I had been told by a fellow passenger on the plane to Zanzibar to try the Zanzibari pizza, which would be found closer to the harbour. And that was when we met Solomon.

The smiley chef greeted us from behind his stall with a list of ingredients for the traditional pizza - chicken, mince, lamb, fish, some vegetables and, of course, cheese.

"Photo free, smile free, fun free, hakuna matata!"

Solomon making his pizza in Stone Town
Solomon making his pizza in Stone Town

Solomon said he had the best pizza, and looking at his wares, the clean cooking environment, we believed him. We ordered some street food.

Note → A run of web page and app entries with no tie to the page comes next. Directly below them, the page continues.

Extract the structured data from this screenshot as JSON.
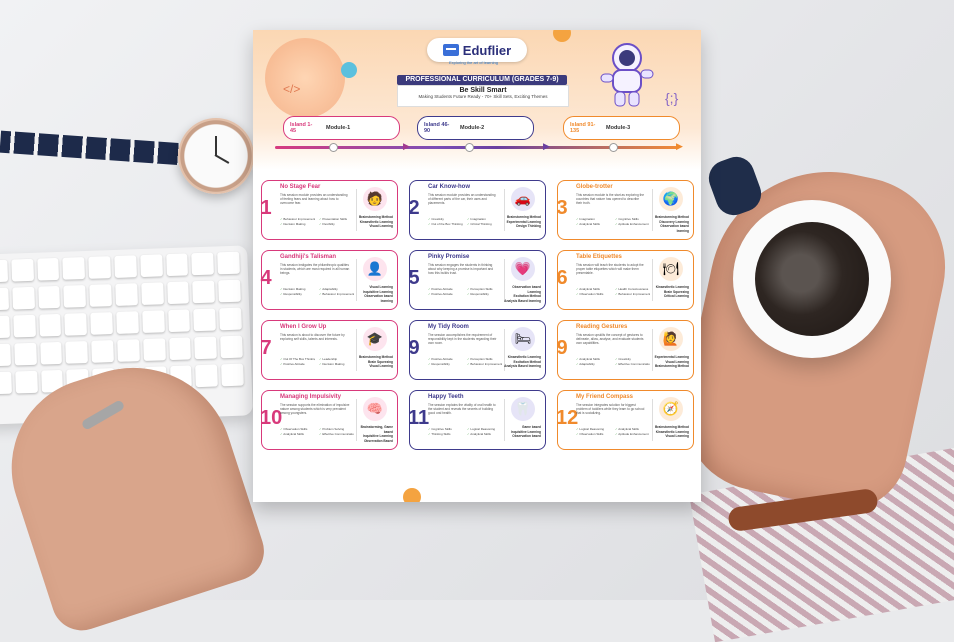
{
  "document": {
    "brand": "Eduflier",
    "brand_tagline": "Exploring the art of learning",
    "banner": "PROFESSIONAL CURRICULUM (GRADES 7-9)",
    "subtitle": "Be Skill Smart",
    "tagline": "Making Students Future Ready - 70+ Skill Sets, Exciting Themes",
    "islands": [
      {
        "island": "Island 1-45",
        "module": "Module-1",
        "color": "#d8397b"
      },
      {
        "island": "Island 46-90",
        "module": "Module-2",
        "color": "#3e3a8c"
      },
      {
        "island": "Island 91-135",
        "module": "Module-3",
        "color": "#f08a2c"
      }
    ],
    "cards": [
      {
        "num": "1",
        "title": "No Stage Fear",
        "theme": "pink",
        "icon": "person-speaking-icon",
        "glyph": "🧑",
        "desc": "This session module provides an understanding of feeling fears and learning about how to overcome fear.",
        "skills": [
          "Behaviour Improvement",
          "Presentation Skills",
          "Decision Making",
          "Flexibility"
        ],
        "methods": [
          "Brainstorming Method",
          "Kinaesthetic Learning",
          "Visual Learning"
        ]
      },
      {
        "num": "2",
        "title": "Car Know-how",
        "theme": "blue",
        "icon": "car-icon",
        "glyph": "🚗",
        "desc": "This session module provides an understanding of different parts of the car, their uses and placements.",
        "skills": [
          "Creativity",
          "Imagination",
          "Out of the Box Thinking",
          "Critical Thinking"
        ],
        "methods": [
          "Brainstorming Method",
          "Experimental Learning",
          "Design Thinking"
        ]
      },
      {
        "num": "3",
        "title": "Globe-trotter",
        "theme": "orange",
        "icon": "globe-icon",
        "glyph": "🌍",
        "desc": "This session module is the start as exploring the countries that nature has opened to describe their truth.",
        "skills": [
          "Imagination",
          "Cognitive Skills",
          "Analytical Skills",
          "Aptitude Enhancement"
        ],
        "methods": [
          "Brainstorming Method",
          "Discovery Learning",
          "Observation based learning"
        ]
      },
      {
        "num": "4",
        "title": "Gandhiji's Talisman",
        "theme": "pink",
        "icon": "gandhi-portrait-icon",
        "glyph": "👤",
        "desc": "This session instigates the philanthropic qualities in students, which are most required in all human beings.",
        "skills": [
          "Decision Making",
          "Adaptability",
          "Responsibility",
          "Behaviour Improvement"
        ],
        "methods": [
          "Visual Learning",
          "Inquisitive Learning",
          "Observation based learning"
        ]
      },
      {
        "num": "5",
        "title": "Pinky Promise",
        "theme": "blue",
        "icon": "heart-hands-icon",
        "glyph": "💗",
        "desc": "This session engages the students in thinking about why keeping a promise is important and how this builds trust.",
        "skills": [
          "Positive Attitude",
          "Perception Skills",
          "Positive Attitude",
          "Responsibility"
        ],
        "methods": [
          "Observation based Learning",
          "Excitation Method",
          "Analysis Based learning"
        ]
      },
      {
        "num": "6",
        "title": "Table Etiquettes",
        "theme": "orange",
        "icon": "dining-plate-icon",
        "glyph": "🍽",
        "desc": "This session will teach the students to adopt the proper table etiquettes which will make them presentable.",
        "skills": [
          "Analytical Skills",
          "Health Consciousness",
          "Observation Skills",
          "Behaviour Improvement"
        ],
        "methods": [
          "Kinaesthetic Learning",
          "Brain Squeezing",
          "Critical Learning"
        ]
      },
      {
        "num": "7",
        "title": "When I Grow Up",
        "theme": "pink",
        "icon": "graduate-icon",
        "glyph": "🎓",
        "desc": "This session is about to discover the future by exploring self skills, talents and interests.",
        "skills": [
          "Out Of The Box Thinking",
          "Leadership",
          "Positive Attitude",
          "Decision Making"
        ],
        "methods": [
          "Brainstorming Method",
          "Brain Squeezing",
          "Visual Learning"
        ]
      },
      {
        "num": "9",
        "title": "My Tidy Room",
        "theme": "blue",
        "icon": "room-icon",
        "glyph": "🛏",
        "desc": "The session accomplishes the requirement of responsibility kept in the students regarding their own room.",
        "skills": [
          "Positive Attitude",
          "Perception Skills",
          "Responsibility",
          "Behaviour Improvement"
        ],
        "methods": [
          "Kinaesthetic Learning",
          "Excitation Method",
          "Analysis Based learning"
        ]
      },
      {
        "num": "9",
        "title": "Reading Gestures",
        "theme": "orange",
        "icon": "gestures-icon",
        "glyph": "🙋",
        "desc": "This session upskills the concept of gestures to delineate, allow, analyse, and evaluate students own capabilities.",
        "skills": [
          "Analytical Skills",
          "Creativity",
          "Adaptability",
          "Effective Communication"
        ],
        "methods": [
          "Experimental Learning",
          "Visual Learning",
          "Brainstorming Method"
        ]
      },
      {
        "num": "10",
        "title": "Managing Impulsivity",
        "theme": "pink",
        "icon": "brain-icon",
        "glyph": "🧠",
        "desc": "The session supports the elimination of impulsive nature among students which is very prevalent among youngsters.",
        "skills": [
          "Observation Skills",
          "Problem Solving",
          "Analytical Skills",
          "Effective Communication"
        ],
        "methods": [
          "Brainstorming, Game based",
          "Inquisitive Learning",
          "Observation Based"
        ]
      },
      {
        "num": "11",
        "title": "Happy Teeth",
        "theme": "blue",
        "icon": "tooth-icon",
        "glyph": "🦷",
        "desc": "The session explains the vitality of oral health to the student and reveals the secrets of building good oral health.",
        "skills": [
          "Cognitive Skills",
          "Logical Reasoning",
          "Thinking Skills",
          "Analytical Skills"
        ],
        "methods": [
          "Game based",
          "Inquisitive Learning",
          "Observation based"
        ]
      },
      {
        "num": "12",
        "title": "My Friend Compass",
        "theme": "orange",
        "icon": "compass-icon",
        "glyph": "🧭",
        "desc": "The session integrates solution for biggest problem of toddlers while they learn to go school that is socializing.",
        "skills": [
          "Logical Reasoning",
          "Analytical Skills",
          "Observation Skills",
          "Aptitude Enhancement"
        ],
        "methods": [
          "Brainstorming Method",
          "Kinaesthetic Learning",
          "Visual Learning"
        ]
      }
    ]
  }
}
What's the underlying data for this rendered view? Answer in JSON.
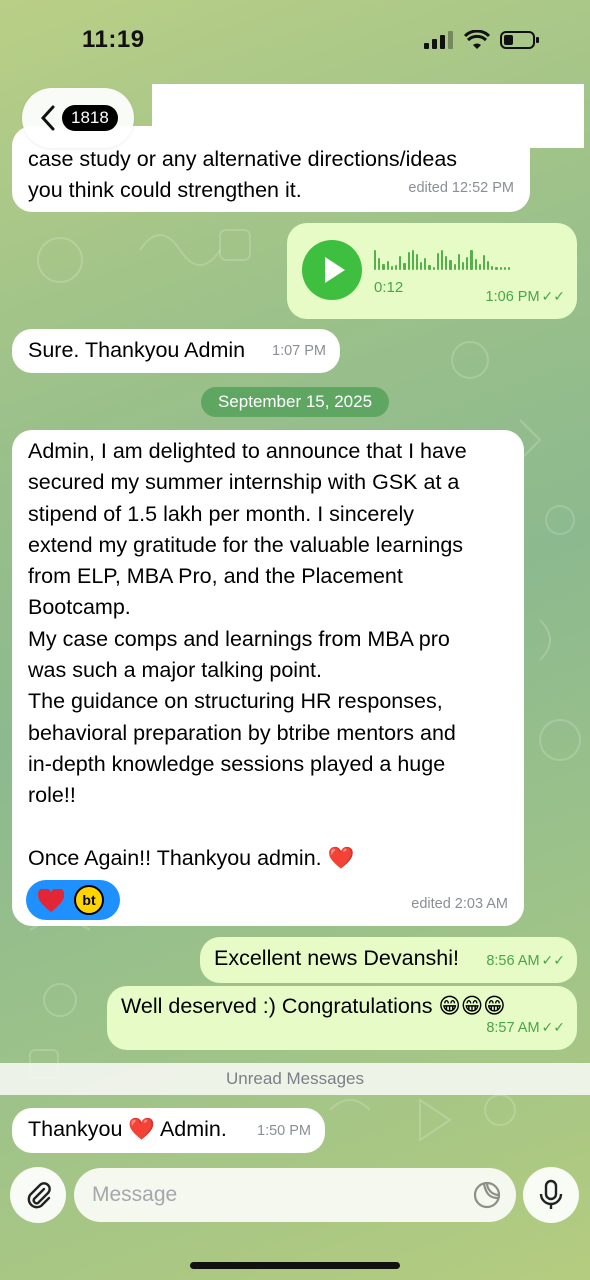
{
  "status_bar": {
    "time": "11:19"
  },
  "header": {
    "unread_count": "1818"
  },
  "messages": {
    "m1": {
      "line1": "case study or any alternative directions/ideas",
      "line2": "you think could strengthen it.",
      "time": "edited 12:52 PM"
    },
    "voice": {
      "duration": "0:12",
      "time": "1:06 PM"
    },
    "m2": {
      "text": "Sure. Thankyou Admin",
      "time": "1:07 PM"
    },
    "date_separator": "September 15, 2025",
    "m3": {
      "lines": [
        "Admin, I am delighted to announce that I have",
        "secured my summer internship with GSK at a",
        "stipend of 1.5 lakh per month. I sincerely",
        "extend my gratitude for the valuable learnings",
        "from ELP, MBA Pro, and the Placement",
        "Bootcamp.",
        "My case comps and learnings from MBA pro",
        "was such a major talking point.",
        "The guidance on structuring HR responses,",
        "behavioral preparation by btribe mentors and",
        "in-depth knowledge sessions played a huge",
        "role!!",
        "",
        "Once Again!! Thankyou admin. ❤️"
      ],
      "reaction_label": "bt",
      "time": "edited 2:03 AM"
    },
    "m4": {
      "text": "Excellent news Devanshi!",
      "time": "8:56 AM"
    },
    "m5": {
      "text": "Well deserved :) Congratulations 😁😁😁",
      "time": "8:57 AM"
    },
    "unread_separator": "Unread Messages",
    "m6": {
      "text": "Thankyou ❤️ Admin.",
      "time": "1:50 PM"
    }
  },
  "composer": {
    "placeholder": "Message"
  },
  "colors": {
    "out_bubble": "#e6fbc6",
    "accent_green": "#4aa54a",
    "date_pill": "#5fa662"
  }
}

The Zanzibari pizza is somewhat different to the pizza you might find in the frozen aisle or see on a menu. Different is good. A small ball of chapati dough is rolled out, the ingredients (mince, peppers, cheese and chilli) are then piled on, and an egg is then cracked on top.

The corners of the thin dough are folded up and then the wonderful creation is carefully transferred to a hot plate with lots of vegetable oil. Sizzling cheese drips down the sides of the pizza onto this plate, only to be expertly caught and loaded back on.

Potential customers continually stop by, curious but wary, not willing to be sold something they don't want. As with any market, the keen salespeople lure you in, but instead of finding yourself buying a fridge magnet or string of beads, you are being sold food. Trust your gut.

The short wait was worth it. Crisp thin base "pizza", dripping with cheese, held together with egg, seasoned with chilli... it was mouth-wateringly good.

We shared one pizza, and then went back for more, this time trying some of the skewered meat from a nearby stall that Solomon bargained for on our behalf as one of the pizza toppings. We were not disappointed. We told those potential customers to go for it, that the pizza was good, and Solomon was delighted.

It was pitch dark now, and we realised we needed to get home.

We wandered towards a landmark we hoped our taxi driver had understood as our pick up point. Never look lost. Never look confused. More rules... I still hadn't relaxed.

Then lo and behold, a figure started wandering towards us.

"You ready?" he said.

It was our man. Perfectly on time, having waited for us.

Travelling is all about experiencing new things, so sometimes you have to set aside those hardy rules and trust a sixth sense, go with the flow.

Trust your gut; that's the lesson I'm taking from Solomon's pizza.

Read more:

Paradise regained: Alan Hughes' great Sri Lankan adventure Niamh Horan in Kenya: 'The single greatest mental detox I've ever had'

Online Editors

Editors Choice

Also in Life